The Epic 2017 Project #135: 170515
Elton John – Goodbye Yellow Brick Road (1973)
The seventh studio album by Elton John, released in 1973. The album proved to be extremely popular, selling over 30 million copies worldwide, and is regarded as one of his best. It was recorded at the Château d’Hérouville in France after problems recording at the intended location of Jamaica. Among the 17 tracks, the album contains the hits “Candle in the Wind”, “Bennie and the Jets”, “Goodbye Yellow Brick Road” and “Saturday Night’s Alright for Fighting” plus “Funeral for a Friend/Love Lies Bleeding” and “Harmony”.
Originally intended as a regular single album, the experience in transferring from Jamaica to the château proved to be conducive to producing such quality material that it was released as a double album.
In 2003, the album was inducted into the Grammy Hall of Fame and ranks at number 91 on Rolling Stone magazine’s list of the 500 greatest albums of all time.
The Epic 2017 Project #131: 170511

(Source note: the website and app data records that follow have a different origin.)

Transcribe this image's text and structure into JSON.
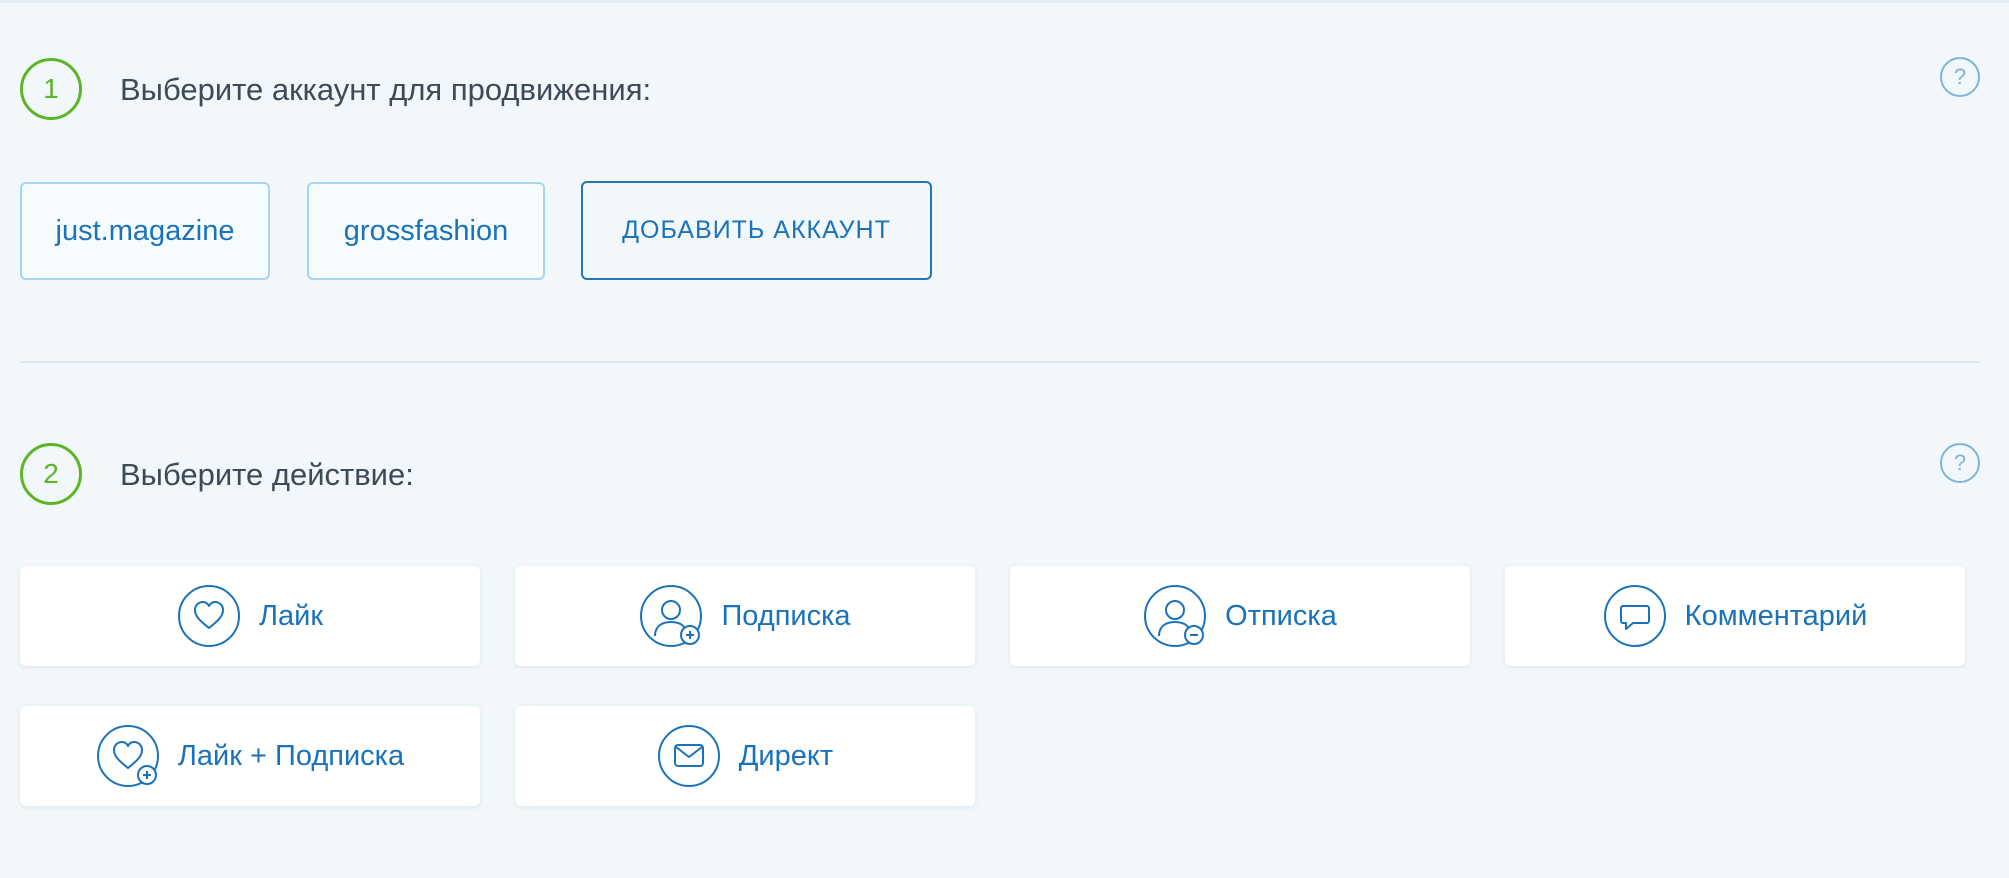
{
  "steps": [
    {
      "number": "1",
      "title": "Выберите аккаунт для продвижения:",
      "help": "?"
    },
    {
      "number": "2",
      "title": "Выберите действие:",
      "help": "?"
    }
  ],
  "accounts": [
    {
      "label": "just.magazine"
    },
    {
      "label": "grossfashion"
    }
  ],
  "add_account_label": "ДОБАВИТЬ АККАУНТ",
  "actions": [
    {
      "label": "Лайк",
      "icon": "heart-icon"
    },
    {
      "label": "Подписка",
      "icon": "user-plus-icon"
    },
    {
      "label": "Отписка",
      "icon": "user-minus-icon"
    },
    {
      "label": "Комментарий",
      "icon": "comment-icon"
    },
    {
      "label": "Лайк + Подписка",
      "icon": "heart-plus-icon"
    },
    {
      "label": "Директ",
      "icon": "mail-icon"
    }
  ],
  "colors": {
    "background": "#f1f7fa",
    "accent_green": "#5db526",
    "link_blue": "#1a72bb",
    "title_text": "#3d4a57",
    "help_icon": "#7fb4d8"
  }
}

Elton John – Madman across the water (1971)
This was Elton’s last album to feature his regular touring band (Dee Murray and Nigel Olsson) on only a single song. Later band member, percussionist Ray Cooper, makes his first though. As with allsongs during this period, the lyrics were penned by Elton’s writing partner, Bernie Taupin. This was the last album to be recorded at London’s Trident Studios, although subsequent albums would be remixed or overdubbed there. Caleb Quaye and Roger Pope wouldn’t play with John again until Rock of the Westies in 1975, following Murray and Olsson’s departure from the band.
Madman Across the Water only reached No.41 on the UK Albums Chart, spending just two weeks there, and has been the lowest-charting album of his career to date. The album fared better in North America, peaking at No.8 on the US Billboard Top Pop Albums and placing at No.10 on the year-end list of 1972. It received Gold by the RIAA in February 1972, achieving $1 million in sales at wholesale value just in the United States.
The title song was set to be released on John’s previous album Tumbleweed Connection. However, it was set aside and was re-recorded for this album. The earlier version (with Mick Ronson on guitar) was included on the remastered Tumbleweed Connection CD.
When it was released in ‘The Classic Years’ collection, it was the first album not to feature any bonus tracks. One known track recorded at the time, “Rock Me When He’s Gone”, was released on the 1992 compilation Rare Masters. The song was written for and recorded by one of John’s long-time friends, Long John Baldry. This was John’s first album in which he plays his piano and no other keyboards and the first album on which Davey Johnstone played, a role that would continue for decades, and he contributed acoustic guitar, mandolin and sitar; he would join John’s band full-time for Honky Château.
Madman across the water was Elton’s fourth studio album